Strengthening unity and collaborating on fighting the economic crisis engulfing East Asia were to have been the primary thrusts of the December 14-16 summit in Hanoi of members of the Association of Southeast Asian Nations. However, Japanese generosity stole the show. Although Japan is not part of Asean Brunei, Indonesia, Laos, Malaysia, Myanmar (formerly Burma), the Philippines, Singapore, Thailand and Vietnam make up the cooperative grouping Japanese prime ministers have attended three Asean summits since 1977. This time, Prime Minister Keizo Obuchi, there with leaders from South Korea and the People's Republic of China, delivered a most welcome message to the assembly. To the tune of some $35 billion, he outlined his vision of peace and prosperity for Asia. The pledge of financial support and new proposals for increased cooperation, dubbed the Obuchi Doctrine, will form the backbone of future Japan-East Asia policy.
JEI PERSONNEL CHANGES

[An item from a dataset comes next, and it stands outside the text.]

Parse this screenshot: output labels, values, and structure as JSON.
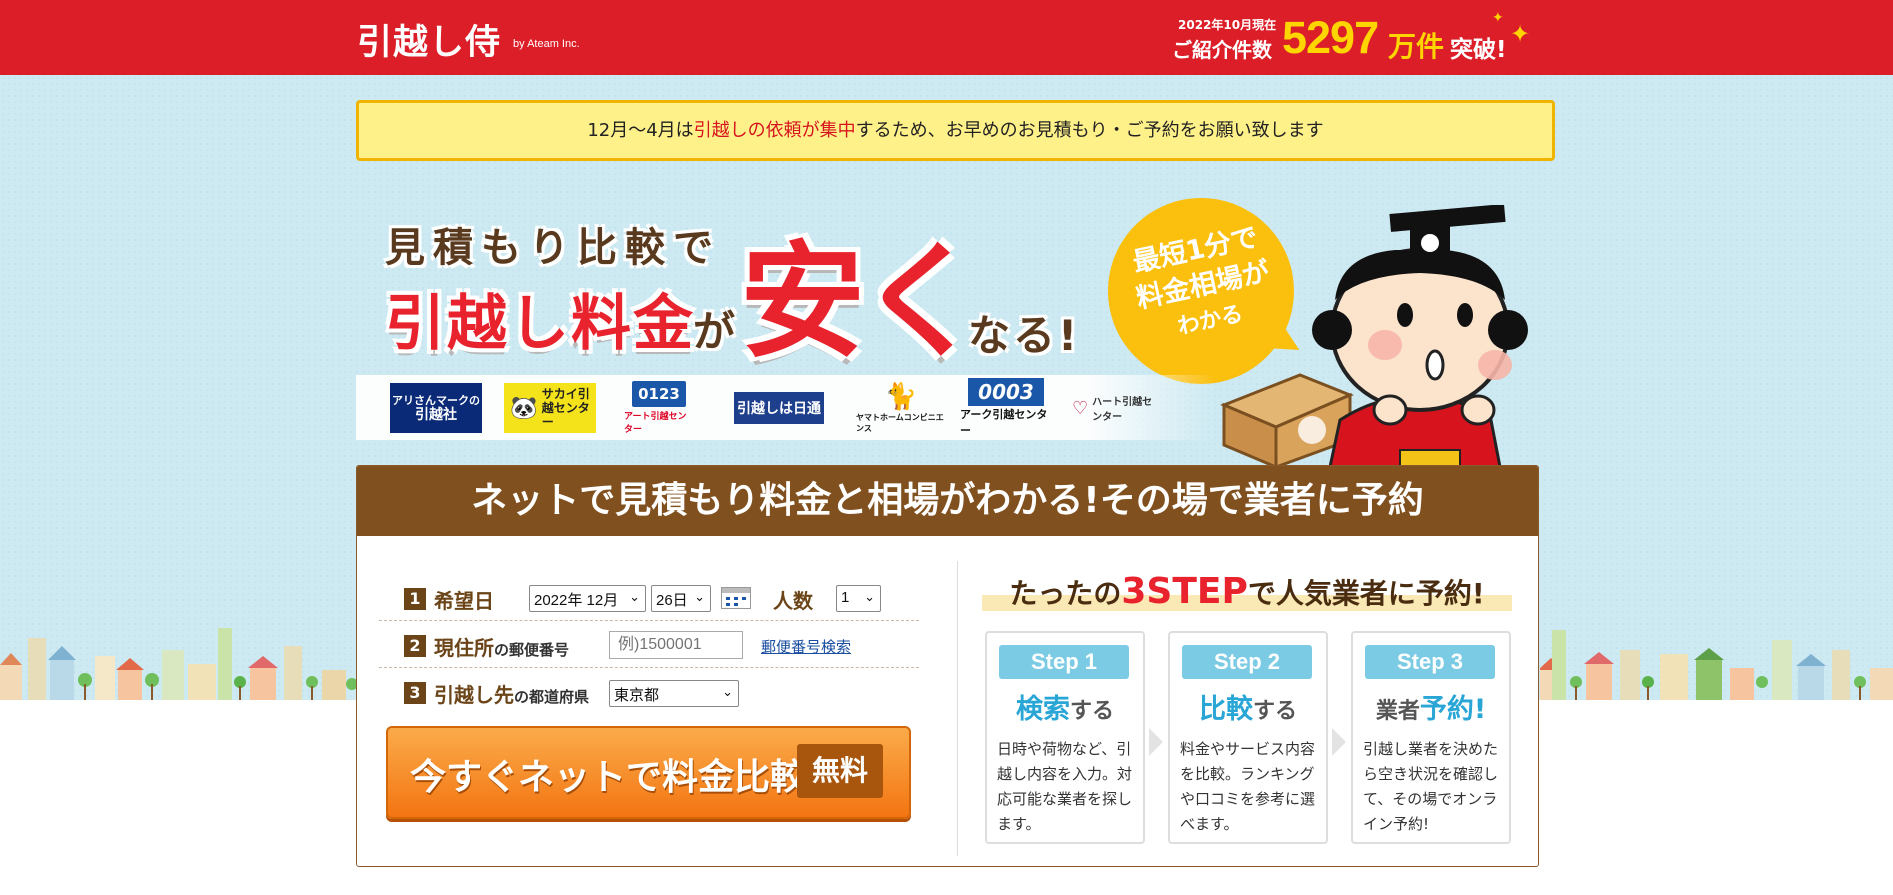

The Japan Economic Institute is pleased to announce the appointment of Marc Castellano as the organization's government relations analyst. A political economist by training, he brings to this position a strong academic background in East Asian affairs. Mr. Castellano holds a master's degree in international affairs from Columbia University's School of International and Public Affairs where he specialized in East Asia. His bachelor's degree in economics was awarded by the University of California at Santa Barbara. He spent one undergraduate year at Osaka University in the College of Economics as well as two summers working in Japan.
Mr. Castellano replaces Eric Altbach, who has accepted a position as a regional economic analyst in the Department of State's Bureau of Intelligence and Research. In that capacity, he is providing economic policy analysis on Japan and South Korea.